Five considerations when planning for workflow and BPM

Five considerations when planning for workflow and BPM

Written by Alan Ingram on Thursday, 08 October 2015. Posted in Business process management, Workflow automation

We get to work with some really innovative and interesting companies. But before we talk at any level of detail with a potential customer, we do a significant amount of research to learn more about their business, industry, organisational structure and where they have had successes and challenges. It is sometimes lengthy work, but is always incredibly helpful, as it gives us a foundation to understand that organisation and to identify both needs - and wants.

The full truth about a company and its culture, however, does not usually come out until we have also had a chance to meet with the people who will be implementing and using the workflows and organising their business processes to work in this new way.

Below are five things we have heard that our customers do when planning for workflow implementation. We feel that they comprise a wise and judicious way of moving forward.

Establish lines of communication

Before positive outcomes can result from changing your business processes, the beneficiaries of this change need to know they have a voice - and will be a part of the decision and design process. While all companies have tools for communication (eMail, meetings, wikis, instant messaging etc.), only those who use them to seek and encourage contribution from all process participants will have a smooth ride. Allowing people to have a voice and giving them the proper channels to express that voice is pivotal to successfully implementing any new concept, methodology or product.

Distinguish between business and technology requirements

Ideally, there is an alignment between technical and business goals. In implementing workflow automation, however, there may be differences in what each group identifies as “what’s needed” and who has the expertise to provide it. The business side needs to be very clear and detailed about who will touch the workflow activity and what results should come from it. That needs to be articulated to the tech team who needs to ensure integration with existing apps and the roll out of a usable interface. By identifying, up front, where the responsibilities reside and what expectations there are in terms of deliverables, these groups can better support one another to achieve their common goal. In many cases, having the chance to discuss each parties requirements will influence the way the others’ can be achieved.

Seek failure

Most smart companies do not truly seek to fail, but they do encourage innovation - and that sometimes results in failure... at least, until they get it right. That is smart. If everything goes according to plan the first time, we may not be fully prepared for when there is a glitch in the workflow software, or a document type is not allowed, or our reports miss an important metric. During planning and implementation, kick the tires and push the boundaries. You will not bring down your entire business with even a dramatic mistake. More importantly, you will learn more how your stakeholders will use their new business processes. That is valuable information!

Eliminate inefficiencies

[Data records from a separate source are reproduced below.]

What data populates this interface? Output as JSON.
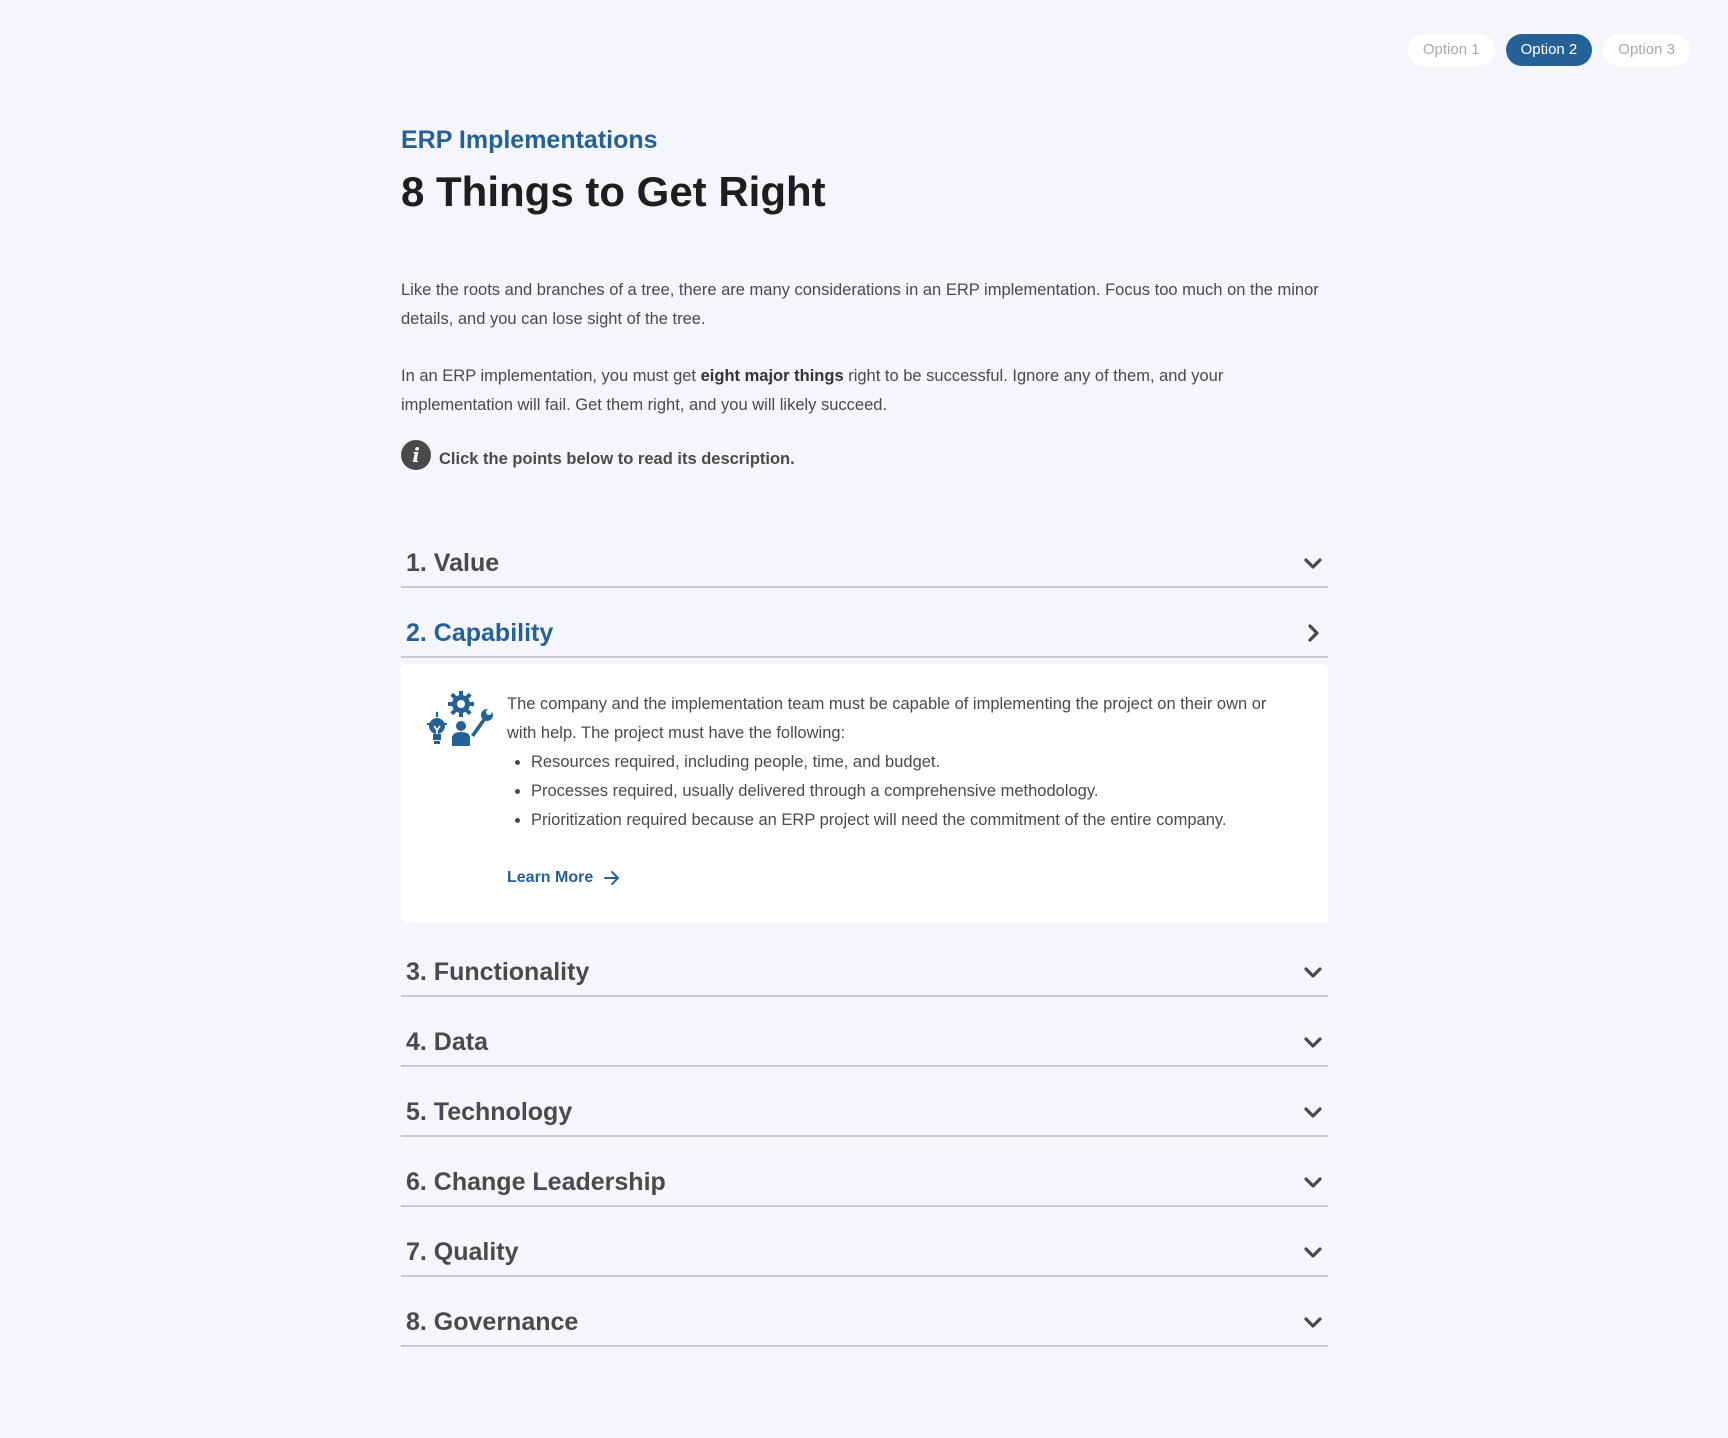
{
  "options": [
    {
      "label": "Option 1",
      "active": false
    },
    {
      "label": "Option 2",
      "active": true
    },
    {
      "label": "Option 3",
      "active": false
    }
  ],
  "header": {
    "eyebrow": "ERP Implementations",
    "title": "8 Things to Get Right"
  },
  "intro": {
    "p1": "Like the roots and branches of a tree, there are many considerations in an ERP implementation. Focus too much on the minor details, and you can lose sight of the tree.",
    "p2_before": "In an ERP implementation, you must get ",
    "p2_bold": "eight major things",
    "p2_after": " right to be successful. Ignore any of them, and your implementation will fail. Get them right, and you will likely succeed."
  },
  "hint": {
    "icon": "info-icon",
    "text": "Click the points below to read its description."
  },
  "accordion": {
    "items": [
      {
        "title": "1. Value",
        "open": false
      },
      {
        "title": "2. Capability",
        "open": true
      },
      {
        "title": "3. Functionality",
        "open": false
      },
      {
        "title": "4. Data",
        "open": false
      },
      {
        "title": "5. Technology",
        "open": false
      },
      {
        "title": "6. Change Leadership",
        "open": false
      },
      {
        "title": "7. Quality",
        "open": false
      },
      {
        "title": "8. Governance",
        "open": false
      }
    ],
    "open_panel": {
      "icon": "team-capability-icon",
      "text": "The company and the implementation team must be capable of implementing the project on their own or with help. The project must have the following:",
      "bullets": [
        "Resources required, including people, time, and budget.",
        "Processes required, usually delivered through a comprehensive methodology.",
        "Prioritization required because an ERP project will need the commitment of the entire company."
      ],
      "link_label": "Learn More"
    }
  },
  "colors": {
    "accent": "#256196",
    "background": "#f5f5fc",
    "text": "#4a4a4a"
  }
}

The whole point of doing this is to make your business more efficient. With that in mind, it makes sense for you to give serious thought as to where bottlenecks have occurred previously and seek to eliminate them through “smarter” workflows. Take the time to think through not just the “how” but the “why” you do things; you don’t want to reproduce a method of doing something simply because it fits in with an obsolete legacy system which is no longer in use! Building a more efficient communication, approval and routing model into your workflow provides users with a more efficient way to operate - and a more agile way to conduct business.

Prepare for phase two

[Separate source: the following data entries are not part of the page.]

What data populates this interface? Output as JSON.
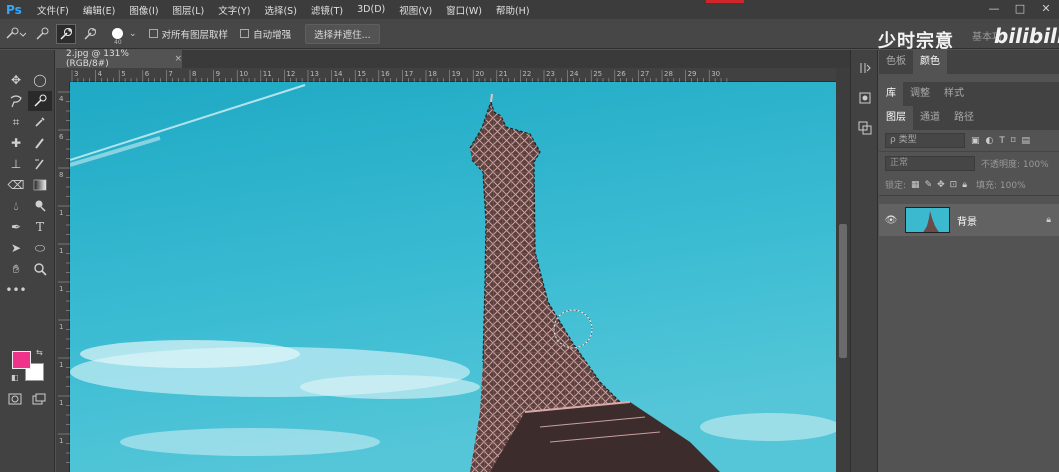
{
  "app": {
    "logo": "Ps"
  },
  "menu": [
    "文件(F)",
    "编辑(E)",
    "图像(I)",
    "图层(L)",
    "文字(Y)",
    "选择(S)",
    "滤镜(T)",
    "3D(D)",
    "视图(V)",
    "窗口(W)",
    "帮助(H)"
  ],
  "window_controls": {
    "minimize": "—",
    "maximize": "□",
    "close": "✕"
  },
  "options": {
    "brush_size": "40",
    "sample_all_layers": "对所有图层取样",
    "auto_enhance": "自动增强",
    "select_mask_button": "选择并遮住..."
  },
  "watermark": {
    "text": "少时宗意",
    "sub": "基本功",
    "bilibili": "bilibili"
  },
  "document": {
    "tab_title": "2.jpg @ 131%(RGB/8#)",
    "close": "×"
  },
  "ruler": {
    "h_ticks": [
      "3",
      "4",
      "5",
      "6",
      "7",
      "8",
      "9",
      "10",
      "11",
      "12",
      "13",
      "14",
      "15",
      "16",
      "17",
      "18",
      "19",
      "20",
      "21",
      "22",
      "23",
      "24",
      "25",
      "26",
      "27",
      "28",
      "29",
      "30"
    ],
    "v_ticks": [
      "4",
      "6",
      "8",
      "1",
      "1",
      "1",
      "1",
      "1",
      "1",
      "1",
      "2"
    ]
  },
  "colors": {
    "foreground": "#f0338a",
    "background": "#ffffff",
    "sky": "#3bb9cf",
    "accent_blue": "#31a8ff"
  },
  "panels": {
    "color_tabs": [
      "色板",
      "颜色"
    ],
    "library_tabs": [
      "库",
      "调整",
      "样式"
    ],
    "layer_tabs": [
      "图层",
      "通道",
      "路径"
    ],
    "filter_placeholder": "类型",
    "blend_mode": "正常",
    "opacity_label": "不透明度: 100%",
    "lock_label": "锁定:",
    "fill_label": "填充: 100%",
    "layers": [
      {
        "name": "背景",
        "visible": true,
        "locked": true
      }
    ]
  }
}
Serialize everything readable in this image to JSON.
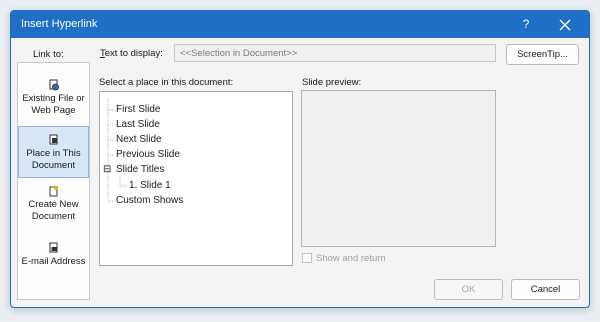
{
  "window": {
    "title": "Insert Hyperlink",
    "help_glyph": "?",
    "close_icon": "close-icon"
  },
  "link_to": {
    "label": "Link to:",
    "items": [
      {
        "line1": "Existing File or",
        "line2": "Web Page",
        "icon": "globe-file-icon",
        "active": false
      },
      {
        "line1": "Place in This",
        "line2": "Document",
        "icon": "document-place-icon",
        "active": true
      },
      {
        "line1": "Create New",
        "line2": "Document",
        "icon": "new-document-icon",
        "active": false
      },
      {
        "line1": "E-mail Address",
        "line2": "",
        "icon": "email-icon",
        "active": false
      }
    ]
  },
  "text_to_display": {
    "label_prefix": "T",
    "label_rest": "ext to display:",
    "value": "<<Selection in Document>>"
  },
  "buttons": {
    "screentip": "ScreenTip...",
    "ok": "OK",
    "cancel": "Cancel"
  },
  "place_list": {
    "label": "Select a place in this document:",
    "items": [
      {
        "label": "First Slide"
      },
      {
        "label": "Last Slide"
      },
      {
        "label": "Next Slide"
      },
      {
        "label": "Previous Slide"
      },
      {
        "label": "Slide Titles",
        "expander": "⊟"
      },
      {
        "label": "1. Slide 1"
      },
      {
        "label": "Custom Shows"
      }
    ]
  },
  "preview": {
    "label": "Slide preview:"
  },
  "show_and_return": {
    "label": "Show and return",
    "checked": false
  },
  "colors": {
    "titlebar": "#1f6fc6",
    "active_item": "#d7e7f7"
  }
}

You will not know what you cannot do until you begin doing what you can. Smart organisations plan with the future in mind - and are inclined to leave their process management to grow and change with them. Sometimes the success of picking the low hanging fruit can generate feedback and enthusiasm to improve the process further; always allow for this additional round of improvement.

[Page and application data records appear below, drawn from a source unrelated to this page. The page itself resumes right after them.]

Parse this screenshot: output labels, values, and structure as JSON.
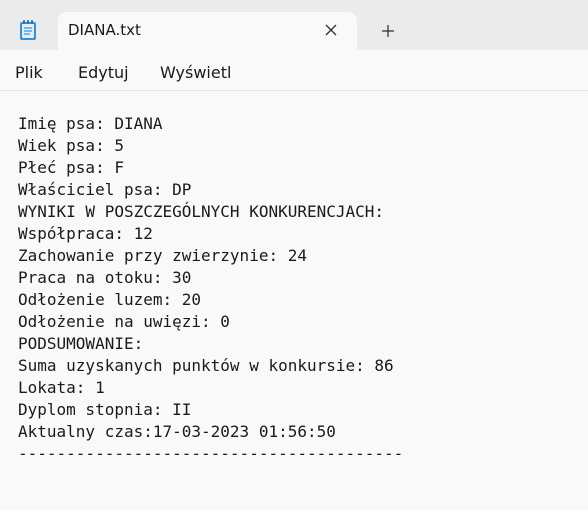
{
  "window": {
    "tab_title": "DIANA.txt"
  },
  "menu": {
    "file": "Plik",
    "edit": "Edytuj",
    "view": "Wyświetl"
  },
  "document": {
    "lines": [
      "Imię psa: DIANA",
      "Wiek psa: 5",
      "Płeć psa: F",
      "Właściciel psa: DP",
      "WYNIKI W POSZCZEGÓLNYCH KONKURENCJACH:",
      "Współpraca: 12",
      "Zachowanie przy zwierzynie: 24",
      "Praca na otoku: 30",
      "Odłożenie luzem: 20",
      "Odłożenie na uwięzi: 0",
      "PODSUMOWANIE:",
      "Suma uzyskanych punktów w konkursie: 86",
      "Lokata: 1",
      "Dyplom stopnia: II",
      "Aktualny czas:17-03-2023 01:56:50",
      "----------------------------------------"
    ]
  },
  "icons": {
    "app": "notepad-icon",
    "close": "close-icon",
    "new_tab": "plus-icon"
  },
  "colors": {
    "titlebar": "#ebebeb",
    "background": "#f9f9f9",
    "text": "#1a1a1a",
    "app_icon_accent": "#3a8fd1"
  }
}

If you become a victim of success with one project, you will likely get requests to adopt similar processes and workflow to other projects in other parts of the company. That opens the door to new processes, activities and decisions - and that can be exciting and exhilarating.

Each organisation’s needs are unique - paying attention to these five things will help form a mindset that prepares you for success and adaptability.

If you want to find out more about BPM or workflow automation, or wish to book a demonstration, please contact us.

About the Author

Alan Ingram

Alan Ingram

Alan's biography

Alan established ePC to support Cardiff Software solutions following their acquisition by Verity in 2004. Over the last ten years, Alan has established ePC as a dynamic, focused and financially secure company delivering complex data capture and business process management solutions to both the public and private sector - backed up by a strong customer service ethos.

Boasting over 15 years’ experience within the data capture industry, Alan has sold, installed, operated, developed, trained and supported data capture and workflow solutions from industry leaders such as ABBYY, BP Logix and OpenText.

Alan is responsible for the strategic direction of ePC’s technical services and managing relationships with key client accounts.